Venezuela, an OPEC state, boasts the world’s largest oil reserves. But years of mismanagement and corruption — and, more recently, U.S. sanctions on its all-important oil sector — have combined to leave its petroleum industry in tatters and its gas refineries in disrepair. Maduro’s traditional backers, Russia and China, have seemed increasingly reluctant to bail him out. The Russian state-controlled oil giant Rosneft divested itself of its Venezuela operations in March and has backed off oil deals with Maduro that included shipping Venezuela desperately needed gas.
Iran, also under tough U.S. sanctions, has far less to lose.

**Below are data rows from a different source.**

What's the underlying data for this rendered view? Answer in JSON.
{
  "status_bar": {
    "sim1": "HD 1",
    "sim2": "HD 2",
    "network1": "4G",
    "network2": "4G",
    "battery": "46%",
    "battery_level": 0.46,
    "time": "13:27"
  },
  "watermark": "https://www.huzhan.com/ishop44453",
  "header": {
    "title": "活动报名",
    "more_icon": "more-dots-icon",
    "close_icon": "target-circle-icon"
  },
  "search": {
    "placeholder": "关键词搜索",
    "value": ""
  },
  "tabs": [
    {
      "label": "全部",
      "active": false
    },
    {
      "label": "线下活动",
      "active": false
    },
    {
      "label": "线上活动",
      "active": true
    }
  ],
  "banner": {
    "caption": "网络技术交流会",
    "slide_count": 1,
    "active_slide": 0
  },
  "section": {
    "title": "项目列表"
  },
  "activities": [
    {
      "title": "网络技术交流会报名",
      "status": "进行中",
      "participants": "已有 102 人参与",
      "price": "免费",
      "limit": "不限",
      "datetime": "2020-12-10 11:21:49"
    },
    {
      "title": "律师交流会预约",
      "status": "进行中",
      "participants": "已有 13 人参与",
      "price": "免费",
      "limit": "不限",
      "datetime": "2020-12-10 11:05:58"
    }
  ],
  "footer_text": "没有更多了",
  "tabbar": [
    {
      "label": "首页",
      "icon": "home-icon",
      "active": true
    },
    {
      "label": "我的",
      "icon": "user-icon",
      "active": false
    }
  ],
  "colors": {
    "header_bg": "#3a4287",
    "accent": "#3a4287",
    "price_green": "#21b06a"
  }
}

Last month, aviation tracking firms registered more than a dozen special flights to Venezuela by Mahan Air, sanctioned by the U.S. for allegedly transporting weapons and operatives of the Iranian military abroad, including to Syria in support of Syria’s Bashar al-Assad.
Russ Dallen, a partner in Caracas Capital Markets, a Florida-based company that monitors Venezuela’s energy sector, said information collected by the firm indicated the flights were carrying chemicals and equipment to help Venezuela restart its moribund domestic gas refineries. Maduro’s government, he said, appears to have paid for those parts — as well as the Iranian gasoline now in transit — with gold from the Central Bank.
“We track Central Bank reserves every month,” Dallen said. “They suddenly went down from April to May by $700 million.”
Iran’s ambassador to Venezuela, Hojjatollah Soltani, denied any gold-for-gas deal with Maduro. He said this week that the two nations had the right to engage in regular bilateral trade.
“This relationship between Iran and Venezuela doesn’t threaten anybody,” Soltani told reporters Wednesday at the Iranian Embassy in Caracas. “It’s not a danger to anyone.”
Faiola reported from Miami. Ryan reported from Washington. Cunningham reported from Istanbul. Mariana Zuñiga and Ana Vanessa Herrero in Caracas, Venezuela, and Carol Morello and John Hudson in Washington contributed to this report.